The next day, I taught "Battle Goddess: Self-Defense and General Kickassery" with my lovely assistant, Robert. One thing really struck me about gender in that class, and that was this: my examples included gay bashing and Westboro Baptist. That is where I go: anti-queer violence. It took two ciswomen in the crowd to bring up anti-rape techniques and women's defense. I was floored by this, because, despite being biologically female, those examples never even crossed my mind. Gender? I'm a woman, but neither cis nor trans, really. Neither is one of my primary partners. We are just denizens of what the '90s would have called Queer Nation.

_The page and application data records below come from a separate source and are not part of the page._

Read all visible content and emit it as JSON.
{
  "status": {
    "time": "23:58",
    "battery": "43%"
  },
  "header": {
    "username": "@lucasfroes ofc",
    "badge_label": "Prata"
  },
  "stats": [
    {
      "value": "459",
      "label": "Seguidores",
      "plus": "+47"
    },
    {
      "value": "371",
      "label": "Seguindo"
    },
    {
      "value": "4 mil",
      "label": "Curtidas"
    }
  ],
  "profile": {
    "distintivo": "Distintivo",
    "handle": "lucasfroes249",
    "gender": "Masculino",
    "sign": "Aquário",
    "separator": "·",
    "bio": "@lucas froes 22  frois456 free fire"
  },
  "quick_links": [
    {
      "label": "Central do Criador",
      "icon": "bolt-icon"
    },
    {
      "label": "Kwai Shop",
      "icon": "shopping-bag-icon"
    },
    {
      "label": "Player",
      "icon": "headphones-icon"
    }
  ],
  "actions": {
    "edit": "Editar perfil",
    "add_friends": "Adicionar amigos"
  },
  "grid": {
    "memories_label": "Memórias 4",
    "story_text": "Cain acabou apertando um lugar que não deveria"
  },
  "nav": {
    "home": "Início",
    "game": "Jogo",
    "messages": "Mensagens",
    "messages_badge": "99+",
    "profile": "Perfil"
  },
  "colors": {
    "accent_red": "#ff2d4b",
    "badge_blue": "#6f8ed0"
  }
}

So I'm back to my concerns in Charlie's class: what do masculine and feminine mean, anyway? We inhabit these physical bodies that express one thing, sort of, and we both love and are attracted to women and men, cis and trans. Look at each of us in a certain light, and in certain clothing, and we look one way. On a different day, something else might appear. So, Z might not consider me to be a masculine woman, but my subconscious doesn't think of myself as exactly female either. My non-gendered identity is a bit George Sand and Oscar Wilde. In other words, call me a Dandy. And what song was a hallmark of my youth? The gay male techno-ballad "Smalltown Boy" by Bronski Beat. Of course, Jimmy Sommerville isn't very masculine, either. But I digress.

The Con went on, bringing us to Sunday night, and the Morrigan devotional ritual: "Call of the Battle Raven." Several people approached me after classes or in the hallways to ask if the ritual was open to all. One woman wanted to make sure she did not need a pre-existing, highly personal relationship with the Morrigan. The other inquiries came from men. I assured all of them that the ritual was open to whoever felt called to come. The last inquiry came while I was almost at the ritual itself. A man asked if the ritual was "female only." I looked him in the eye and said, "I am not female only, and neither is this ritual!"

Monday morning, I was relating this, which I thought was just a funny little story, to a couple of Dianic Witches whom I honor and respect. Then it came out: people were asking me about the Morrigan ritual being open because of what transpired Saturday night. There had just been a meeting, which I'd seen fliers for, about "Gender Discrimination at PantheaCon." Many things have already been written about this topic. I will try not to rehash too much of what my brothers and sisters have already said. Ruth Barrett, whose work, like Z Budapest's, was so important to my teenage spiritual formation, related some of her experiences at the meeting, which she attended, despite having nothing to do with the ritual in question. I will leave it to her to tell the tale. Trying to have an important, nuanced conversation as the vending area was starting to close shop, left too much in the "we need to talk more" realm. What I want to say is this: her response was strong, and heartfelt, and respectful. I do believe she is trying to walk her talk, whether I understand her fully or not. She is a woman whose legacy I respect.

Ruth Barrett, Wendy Griffin, and other Dianics work a lot with women's blood mysteries and uterine magic. Despite being in their book, a "woman born woman," there is no way in which I relate to this, nor have I ever, even having tried valiantly, albeit briefly, in a women's coven in my early 20s. My menarche was a cause of anger because it made me late to a theater audition. It never made me feel more in touch with the moon and tides. Yeah. I'm queer like that. Polarity as a binary reality makes no sense to me theologically or literally.